# Chapter 2 Agent Architectures and Hierarchical Control

By a hierarchic system, or hierarchy, I mean a system that is composed of interrelated subsystems, each of the latter being in turn hierarchic in structure until we reach some lowest level of elementary subsystem. In most systems of nature it is somewhat arbitrary as to where we leave off the partitioning and what subsystems we take as elementary. Physics makes much use of the concept of “elementary particle,” although the particles have a disconcerting tendency not to remain elementary very long …
Empirically a large proportion of the complex systems we observe in nature exhibit hierarchic structure. On theoretical grounds we would expect complex systems to be hierarchies in a world in which complexity had to evolve from simplicity.

– Herbert A. Simon [1996]
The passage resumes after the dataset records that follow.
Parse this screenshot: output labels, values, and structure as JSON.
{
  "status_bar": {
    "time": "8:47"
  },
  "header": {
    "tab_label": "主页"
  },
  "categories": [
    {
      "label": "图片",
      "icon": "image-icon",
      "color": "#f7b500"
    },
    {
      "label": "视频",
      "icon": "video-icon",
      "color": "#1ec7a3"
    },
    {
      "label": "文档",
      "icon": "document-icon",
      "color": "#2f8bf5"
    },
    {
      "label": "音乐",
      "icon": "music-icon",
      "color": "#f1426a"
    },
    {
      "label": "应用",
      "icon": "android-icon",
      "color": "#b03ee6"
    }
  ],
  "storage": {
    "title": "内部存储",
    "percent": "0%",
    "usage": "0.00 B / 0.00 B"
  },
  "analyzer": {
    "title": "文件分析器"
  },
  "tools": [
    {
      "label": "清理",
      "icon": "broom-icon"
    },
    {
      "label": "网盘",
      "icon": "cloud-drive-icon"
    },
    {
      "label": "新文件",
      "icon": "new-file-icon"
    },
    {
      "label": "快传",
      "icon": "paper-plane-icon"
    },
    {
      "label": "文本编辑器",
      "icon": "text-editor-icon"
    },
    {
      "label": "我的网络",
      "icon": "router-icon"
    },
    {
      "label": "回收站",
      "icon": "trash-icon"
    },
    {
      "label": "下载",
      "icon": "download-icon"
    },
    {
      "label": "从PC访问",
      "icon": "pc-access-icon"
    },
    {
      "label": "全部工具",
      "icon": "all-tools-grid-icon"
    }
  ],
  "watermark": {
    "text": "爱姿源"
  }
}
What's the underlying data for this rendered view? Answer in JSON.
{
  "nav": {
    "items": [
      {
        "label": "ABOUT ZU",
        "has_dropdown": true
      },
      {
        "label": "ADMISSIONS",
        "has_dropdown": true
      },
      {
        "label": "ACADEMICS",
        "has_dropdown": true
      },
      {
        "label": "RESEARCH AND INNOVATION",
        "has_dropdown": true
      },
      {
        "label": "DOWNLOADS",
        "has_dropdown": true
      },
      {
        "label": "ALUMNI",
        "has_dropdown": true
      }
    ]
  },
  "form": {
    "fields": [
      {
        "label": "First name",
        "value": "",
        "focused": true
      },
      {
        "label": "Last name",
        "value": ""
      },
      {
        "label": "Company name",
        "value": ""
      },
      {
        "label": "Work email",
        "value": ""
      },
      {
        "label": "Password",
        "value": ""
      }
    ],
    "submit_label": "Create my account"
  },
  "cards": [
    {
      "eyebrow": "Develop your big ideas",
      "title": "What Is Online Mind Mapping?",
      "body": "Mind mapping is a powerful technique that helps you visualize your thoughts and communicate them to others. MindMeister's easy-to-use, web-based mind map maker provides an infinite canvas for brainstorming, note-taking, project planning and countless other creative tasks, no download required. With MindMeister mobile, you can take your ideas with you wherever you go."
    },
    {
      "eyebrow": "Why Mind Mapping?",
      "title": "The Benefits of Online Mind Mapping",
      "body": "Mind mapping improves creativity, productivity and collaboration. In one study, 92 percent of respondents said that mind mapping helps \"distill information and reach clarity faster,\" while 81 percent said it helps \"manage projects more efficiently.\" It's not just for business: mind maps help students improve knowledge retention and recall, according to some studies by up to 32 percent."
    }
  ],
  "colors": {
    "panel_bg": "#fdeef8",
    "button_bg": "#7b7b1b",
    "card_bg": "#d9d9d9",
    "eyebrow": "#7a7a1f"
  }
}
This chapter shows how an intelligent agent can perceive, reason, and act over time in an environment. In particular, it considers the internal structure of an agent. As Simon points out in the quote above, hierarchical decomposition is an important part of the design of complex systems such as intelligent agents. This chapter presents ways to design agents in terms of hierarchical decompositions and ways that agents can be built, taking into account the knowledge that an agent needs to act intelligently.